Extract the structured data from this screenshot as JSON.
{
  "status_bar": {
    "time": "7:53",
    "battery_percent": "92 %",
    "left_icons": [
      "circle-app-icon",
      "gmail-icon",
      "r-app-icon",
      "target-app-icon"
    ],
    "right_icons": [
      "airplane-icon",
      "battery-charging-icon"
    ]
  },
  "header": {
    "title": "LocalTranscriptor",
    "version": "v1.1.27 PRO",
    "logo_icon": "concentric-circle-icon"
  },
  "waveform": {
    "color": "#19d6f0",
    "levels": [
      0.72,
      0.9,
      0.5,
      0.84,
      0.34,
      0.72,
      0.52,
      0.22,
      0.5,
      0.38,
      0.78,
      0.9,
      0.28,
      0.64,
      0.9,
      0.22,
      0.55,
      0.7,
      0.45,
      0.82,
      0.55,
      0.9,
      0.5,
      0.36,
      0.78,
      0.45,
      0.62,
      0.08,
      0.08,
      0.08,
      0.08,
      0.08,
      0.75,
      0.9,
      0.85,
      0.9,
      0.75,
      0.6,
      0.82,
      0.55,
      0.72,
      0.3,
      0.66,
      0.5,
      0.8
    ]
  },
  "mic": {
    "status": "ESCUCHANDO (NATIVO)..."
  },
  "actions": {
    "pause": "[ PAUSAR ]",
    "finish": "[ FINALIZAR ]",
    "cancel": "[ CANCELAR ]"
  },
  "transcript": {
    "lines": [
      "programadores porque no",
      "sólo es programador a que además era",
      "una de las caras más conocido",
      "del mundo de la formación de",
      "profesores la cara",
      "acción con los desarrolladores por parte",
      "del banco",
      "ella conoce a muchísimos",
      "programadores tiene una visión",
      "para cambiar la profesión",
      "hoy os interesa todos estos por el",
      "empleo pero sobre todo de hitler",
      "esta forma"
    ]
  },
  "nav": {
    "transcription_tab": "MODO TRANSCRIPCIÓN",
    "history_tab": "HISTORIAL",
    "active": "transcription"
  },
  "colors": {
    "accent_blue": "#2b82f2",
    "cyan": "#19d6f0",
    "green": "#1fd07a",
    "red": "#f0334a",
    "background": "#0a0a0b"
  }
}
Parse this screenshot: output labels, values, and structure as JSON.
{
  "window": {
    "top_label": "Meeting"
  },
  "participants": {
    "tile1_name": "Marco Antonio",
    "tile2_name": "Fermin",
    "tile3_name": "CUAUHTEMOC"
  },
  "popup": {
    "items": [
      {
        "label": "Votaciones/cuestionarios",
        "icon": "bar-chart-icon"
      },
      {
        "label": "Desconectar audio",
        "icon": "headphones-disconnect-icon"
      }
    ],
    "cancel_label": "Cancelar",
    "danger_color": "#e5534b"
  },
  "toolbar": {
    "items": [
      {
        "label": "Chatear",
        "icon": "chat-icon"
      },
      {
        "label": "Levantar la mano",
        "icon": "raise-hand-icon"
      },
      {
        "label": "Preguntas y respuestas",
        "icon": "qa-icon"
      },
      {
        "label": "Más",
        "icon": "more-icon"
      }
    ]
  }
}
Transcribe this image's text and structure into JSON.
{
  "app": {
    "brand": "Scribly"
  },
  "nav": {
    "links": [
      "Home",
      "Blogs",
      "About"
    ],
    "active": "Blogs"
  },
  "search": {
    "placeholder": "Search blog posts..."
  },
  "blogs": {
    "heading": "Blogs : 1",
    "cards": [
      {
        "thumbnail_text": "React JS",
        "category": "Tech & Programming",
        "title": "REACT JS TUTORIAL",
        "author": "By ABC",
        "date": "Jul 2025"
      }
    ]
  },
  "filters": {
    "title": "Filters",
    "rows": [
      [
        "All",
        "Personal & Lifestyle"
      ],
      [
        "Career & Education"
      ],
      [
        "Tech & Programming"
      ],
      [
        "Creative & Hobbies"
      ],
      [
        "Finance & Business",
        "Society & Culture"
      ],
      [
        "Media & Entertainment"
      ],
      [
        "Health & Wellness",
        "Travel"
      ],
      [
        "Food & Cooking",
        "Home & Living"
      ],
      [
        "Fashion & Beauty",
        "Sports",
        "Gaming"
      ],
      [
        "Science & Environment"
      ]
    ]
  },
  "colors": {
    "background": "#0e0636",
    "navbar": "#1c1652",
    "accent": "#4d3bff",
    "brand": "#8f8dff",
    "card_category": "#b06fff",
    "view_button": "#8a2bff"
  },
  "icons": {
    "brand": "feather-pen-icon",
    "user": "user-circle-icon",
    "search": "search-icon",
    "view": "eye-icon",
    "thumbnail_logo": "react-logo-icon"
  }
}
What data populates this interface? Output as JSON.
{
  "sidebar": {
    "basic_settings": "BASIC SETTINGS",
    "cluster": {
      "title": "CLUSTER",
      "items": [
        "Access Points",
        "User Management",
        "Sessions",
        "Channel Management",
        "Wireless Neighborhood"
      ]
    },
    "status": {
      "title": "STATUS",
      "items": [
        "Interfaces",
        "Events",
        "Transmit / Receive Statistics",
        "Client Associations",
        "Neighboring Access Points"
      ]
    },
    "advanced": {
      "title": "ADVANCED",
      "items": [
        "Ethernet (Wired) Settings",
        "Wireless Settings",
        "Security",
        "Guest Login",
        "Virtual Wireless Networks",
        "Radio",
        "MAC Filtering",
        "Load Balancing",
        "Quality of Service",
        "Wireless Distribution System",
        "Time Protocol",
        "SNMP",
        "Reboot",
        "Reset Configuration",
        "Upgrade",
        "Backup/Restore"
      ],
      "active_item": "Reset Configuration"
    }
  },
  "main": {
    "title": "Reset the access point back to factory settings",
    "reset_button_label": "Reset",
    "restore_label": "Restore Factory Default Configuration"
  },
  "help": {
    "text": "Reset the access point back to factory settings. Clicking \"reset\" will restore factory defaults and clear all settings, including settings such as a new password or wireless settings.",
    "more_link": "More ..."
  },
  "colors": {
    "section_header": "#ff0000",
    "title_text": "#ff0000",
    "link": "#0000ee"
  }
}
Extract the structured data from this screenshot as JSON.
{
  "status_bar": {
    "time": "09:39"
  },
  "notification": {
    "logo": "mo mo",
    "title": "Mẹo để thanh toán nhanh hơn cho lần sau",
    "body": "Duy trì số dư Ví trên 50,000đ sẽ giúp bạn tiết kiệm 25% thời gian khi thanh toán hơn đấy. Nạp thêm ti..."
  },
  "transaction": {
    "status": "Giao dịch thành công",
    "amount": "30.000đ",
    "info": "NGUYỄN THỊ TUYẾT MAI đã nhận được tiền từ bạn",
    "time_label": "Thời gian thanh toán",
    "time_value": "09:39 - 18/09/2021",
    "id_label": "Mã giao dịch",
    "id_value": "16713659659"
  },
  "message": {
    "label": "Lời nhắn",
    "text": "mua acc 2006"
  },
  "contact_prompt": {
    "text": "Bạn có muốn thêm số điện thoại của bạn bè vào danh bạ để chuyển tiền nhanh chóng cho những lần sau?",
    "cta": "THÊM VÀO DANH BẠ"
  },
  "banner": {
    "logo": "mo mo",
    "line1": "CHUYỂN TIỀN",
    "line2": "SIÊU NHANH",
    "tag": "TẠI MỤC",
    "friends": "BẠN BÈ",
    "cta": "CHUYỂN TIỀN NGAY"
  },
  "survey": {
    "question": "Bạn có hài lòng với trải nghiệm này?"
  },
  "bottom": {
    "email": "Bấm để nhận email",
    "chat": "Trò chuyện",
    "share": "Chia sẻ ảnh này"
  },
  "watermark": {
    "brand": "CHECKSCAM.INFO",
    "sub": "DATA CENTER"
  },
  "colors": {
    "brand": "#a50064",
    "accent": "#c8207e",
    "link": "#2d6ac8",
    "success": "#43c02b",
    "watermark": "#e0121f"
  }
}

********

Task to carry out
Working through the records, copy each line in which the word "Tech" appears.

Your solution
        "category": "Tech & Programming",
        "Tech & Programming"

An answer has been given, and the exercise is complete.